Your home may be losing heat where you least expect it — through the very ducts that circulate it from the furnace into a room. “As much as 5 to 20 percent, and sometimes more, of heat escapes through leaky ductwork,” said DuWayne Dunham, energy services supervisor at Clark Public Utilities.

As houses become tighter and more energy efficient, performance-tested comfort systems (PTCSs) can increase the comfort and livability of a home. Replacing older furnaces and heat pumps with high-efficiency heat pumps and sealing ductwork ensures a comfortable home along with energy savings.

“Sealed ductwork ensures that the entire heating and cooling system delivers conditioned air where it’s needed inside the home and keeps it from escaping into the attic or crawlspace,” Dunham said.

While all heat pumps operate like air conditioners with a reverse cycle for heating, so they can cool homes in summer and heat them in winter, not all heat pumps are created equal. The savings a heat pump delivers depends on the efficiency of the unit, and on how it’s installed. This is where the PTCS comes into play.

The benefits of PTCS include reduced heat loss, greater energy savings, greater comfort and improved air quality. It can also help you reap the incentives offered by Clark Public Utilities by ensuring your system is eligible and as efficient as possible. With some models running as much as $15,000 to install, you don’t want any mistakes or lost incentives.

Testing and sealing ductwork means reducing wasted energy. PTCS technicians use special equipment to pressurize the ductwork, measure leakage and then seal up any escape routes they find. Having your ducts sealed by a PTCS technician gives you the maximum energy savings for your investment and increased comfort in your home.

‘Conditioned areas’

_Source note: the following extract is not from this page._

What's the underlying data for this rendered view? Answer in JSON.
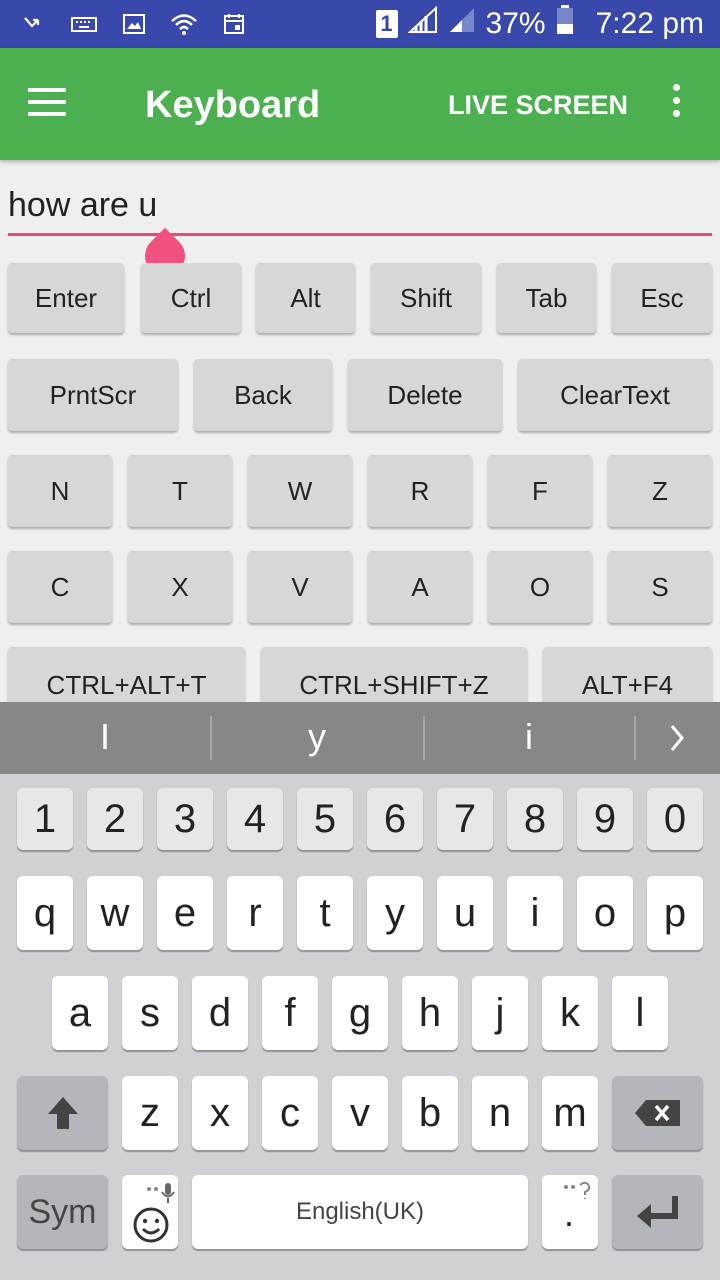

Heating and cooling systems are also evolving as homebuilding grows greener and homebuyers increasingly demand higher energy efficient dwellings. Some newer homes locate ductwork in “conditioned” areas, which means that any leakage is still heating or cooling living spaces as desired, increasing efficiency. Builders are also testing the ductwork not located in conditioned space for leaks and making sure homes are tighter from the start.

Existing homes can achieve similar savings using ductless heat pumps. Just like traditional heat pumps, they have two primary parts: an outdoor unit and an indoor air-handling unit. But the conditioned air comes right out of the wall-mounted unit instead of traveling through ducts.

If your home is without ductwork and uses radiant heat, baseboard or wall heaters, upgrading to a ductless heat pump can make your home more comfortable and save you money.

Ductless heat pumps are an especially good choice for additions where extending or installing distribution ductwork is too costly or just not feasible. They are also great for very efficient new homes requiring only a small space conditioning system.

Builders including Peter Glavin of Glavin Homes are not only making sure that ductwork in new homes is free of leaks, but also that the furnace is tucked into a closet in the attic or inside the home. Among its other features, the attic space is “conditioned” and reduces heat loss from the furnace and the ductwork.

For information about PTCS, contact, call 800-941-3867 or visit For information about rebates you may be eligible for, call the energy counselor of the day at 360-992-3355.

Energy Adviser is written by Clark Public Utilities. Send questions to or to Energy Adviser, c/o Clark Public Utilities, P.O. Box 8900, Vancouver, WA 98668.